My last two blog posts attempted to answer two questions:
1. Is it really necessary for all or even the majority of the 18 million people who are eliminating all wheat and gluten from their diet to do so?
2. Are the adverse reactions to certain foods including those containing gluten that people are claiming to have really due to an old condition scientifically recognized in the early 20th century and known as dysbiosis – bacterial gut imbalance?
The questions were spurred on by my personal feelings of “another condition that is supposed to be the cause of all or at least most of the ills and afflictions of mostly members of the middle-to-upper class who can afford to embark on another cure-all diet craze.” Given that all the focus is on gluten sensitivity, one good thing is that it likely is uncovering more of the large numbers of people who may have real celiac disease and genuine gluten intolerance. It also offers the possibility that people will reduce their caloric intake and find real treatments for their digestive problems using probiotics, enzymes, herbal bitters and traditional formulas such as the Ayurvedic Triphala.
All of these questions were raised after learning about an Australian study in 2013 involving 37 patients of all ages suffering from IBS who felt that their symptoms were solved by adopting a gluten-free diet. This study pointed to the fact that with no difference in adverse reactions to gluten among these patients, that the adverse reactions they claimed to be having when they thought they were having gluten may have been partially psychosomatic but definitely, with the possible exception of one or two, not caused by gluten.
Besides its much-touted implications regarding the legitimacy of all the claims substantiating what could only be described as a worldwide gluten sensitivity epidemic, this study focused on patients with diagnosed IBS who had all their symptoms controlled with a special elimination diet called FODMAP. Ironically, in a recent TV episode, Dr. Oz described it as “The New Gluten Sensitivity Diet” even though the problem may not actually involve foods with gluten.
Regarding wheat, the widespread rumor is that the increase of gluten intolerance is due to genetically modified wheat. The fact is that there is no genetically modified wheat on the market today.
The 2013 study’s lead researcher, Peter Gibson MD, also happens to be the inventor of the FODMAP Elimination diet. Dr. Gibson and Dr. Sue Shepherd published their book “The COMPLETE LOW-FODMAP DIET that same year.
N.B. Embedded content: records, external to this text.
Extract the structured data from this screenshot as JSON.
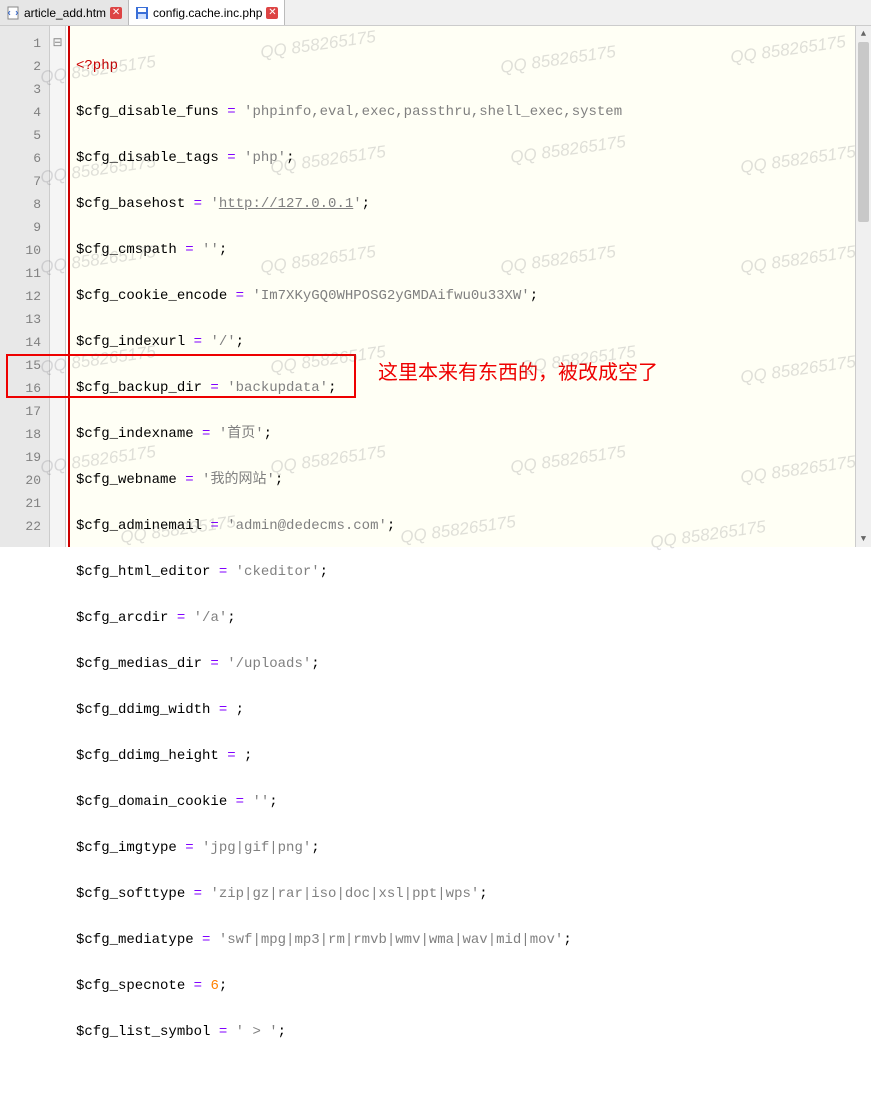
{
  "tabs": [
    {
      "label": "article_add.htm",
      "icon": "file-code-icon",
      "active": false
    },
    {
      "label": "config.cache.inc.php",
      "icon": "save-icon",
      "active": true
    }
  ],
  "lines": {
    "l1": "1",
    "l2": "2",
    "l3": "3",
    "l4": "4",
    "l5": "5",
    "l6": "6",
    "l7": "7",
    "l8": "8",
    "l9": "9",
    "l10": "10",
    "l11": "11",
    "l12": "12",
    "l13": "13",
    "l14": "14",
    "l15": "15",
    "l16": "16",
    "l17": "17",
    "l18": "18",
    "l19": "19",
    "l20": "20",
    "l21": "21",
    "l22": "22"
  },
  "fold_marker": "⊟",
  "code": {
    "php_open": "<?php",
    "v2": "$cfg_disable_funs",
    "s2": "'phpinfo,eval,exec,passthru,shell_exec,system",
    "v3": "$cfg_disable_tags",
    "s3": "'php'",
    "v4": "$cfg_basehost",
    "s4a": "'",
    "s4b": "http://127.0.0.1",
    "s4c": "'",
    "v5": "$cfg_cmspath",
    "s5": "''",
    "v6": "$cfg_cookie_encode",
    "s6": "'Im7XKyGQ0WHPOSG2yGMDAifwu0u33XW'",
    "v7": "$cfg_indexurl",
    "s7": "'/'",
    "v8": "$cfg_backup_dir",
    "s8": "'backupdata'",
    "v9": "$cfg_indexname",
    "s9": "'首页'",
    "v10": "$cfg_webname",
    "s10": "'我的网站'",
    "v11": "$cfg_adminemail",
    "s11": "'admin@dedecms.com'",
    "v12": "$cfg_html_editor",
    "s12": "'ckeditor'",
    "v13": "$cfg_arcdir",
    "s13": "'/a'",
    "v14": "$cfg_medias_dir",
    "s14": "'/uploads'",
    "v15": "$cfg_ddimg_width",
    "v16": "$cfg_ddimg_height",
    "v17": "$cfg_domain_cookie",
    "s17": "''",
    "v18": "$cfg_imgtype",
    "s18": "'jpg|gif|png'",
    "v19": "$cfg_softtype",
    "s19": "'zip|gz|rar|iso|doc|xsl|ppt|wps'",
    "v20": "$cfg_mediatype",
    "s20": "'swf|mpg|mp3|rm|rmvb|wmv|wma|wav|mid|mov'",
    "v21": "$cfg_specnote",
    "n21": "6",
    "v22": "$cfg_list_symbol",
    "s22": "' > '",
    "eq": " = ",
    "semi": ";"
  },
  "annotation": "这里本来有东西的，被改成空了",
  "watermark": "QQ 858265175",
  "scroll": {
    "up": "▲",
    "down": "▼"
  }
}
The book is now in circulation along with many others on the FODMAP diet and while it absolves gluten, wheat and other glutinous grains as the sole culprit of any number of GI disorders, especially IBS, it is far more restrictive than merely eliminating gluten from one’s diet. FODMAP represents a number of naturally occurring sugars (i.e. carbohydrates) and is an acronym for “Fermentable Oligosaccharides, Disaccharides, Monosaccharides and Polyols.” Its purpose is to restrict for a limited period a wide number of foods that contain forms of sugar that can be rapidly broken down and ferment in the gut causing any number of diverse reactions including gastrointestinal as well as neurological diseases.
By eliminating these foods for a minimum of two weeks, and then gradually introducing them again, one or two at a time, the hope is to identify which one is causing the reaction – and it may or may not involve either wheat or gluten.
At the least this supports my hotly contested claim in my previous blog that what people are reacting to is a curable condition of dysbiosis, bacterial imbalance in the Gi tract, which may include other suspect foods including fruits, broccoli, onions, garlic, mushrooms, chocolate, most beans, mushrooms, peas, alcoholic beverages and of course all dairy. The point is that it is not necessarily gluten and wheat exclusively but a large number of other ‘healthy’ foods that should be avoided as ‘high FODMAP,’ since it is not possible to eliminate all carbohydrates from one’s diet completely.
The bad news is that it requires the elimination of far more foods than just glutinous grains but the good news is that it is an elimination diet, especially designed for IBS patients, that is only intended to be strictly followed for a minimum of two weeks or slightly more. That the ultimate culprit(s) wreaking havoc with our health may be neither wheat nor gluten could be welcome news for the more than 18 million worldwide bread and pasta lovers and it certainly could slow down the fast growing 10 to 15 million-dollar ‘gluten-free’ industry.
After undergoing a systematic reintroduction of possible dietary offenders including wheat and other glutinous grains, and having discovered which foods may be causing a problem there is hope that with observing the restriction of those foods for anywhere from a few months to a year, they may actually cure themselves of their sensitivity and be eventually able to eat these foods again. This goes for many celiac suffers as well.
This seems much more reasonable to me and as an herbalist I can see how taking herbs such as Triphala and other gastrointestinal herbs and formulas over a long period may actually be able to hasten recovery.
Click the link below for a brief synopsis of the Low-FODMAP Diet as distributed by the Stanford Hospital and Clinics, Digestive Health Center Nutrition Services: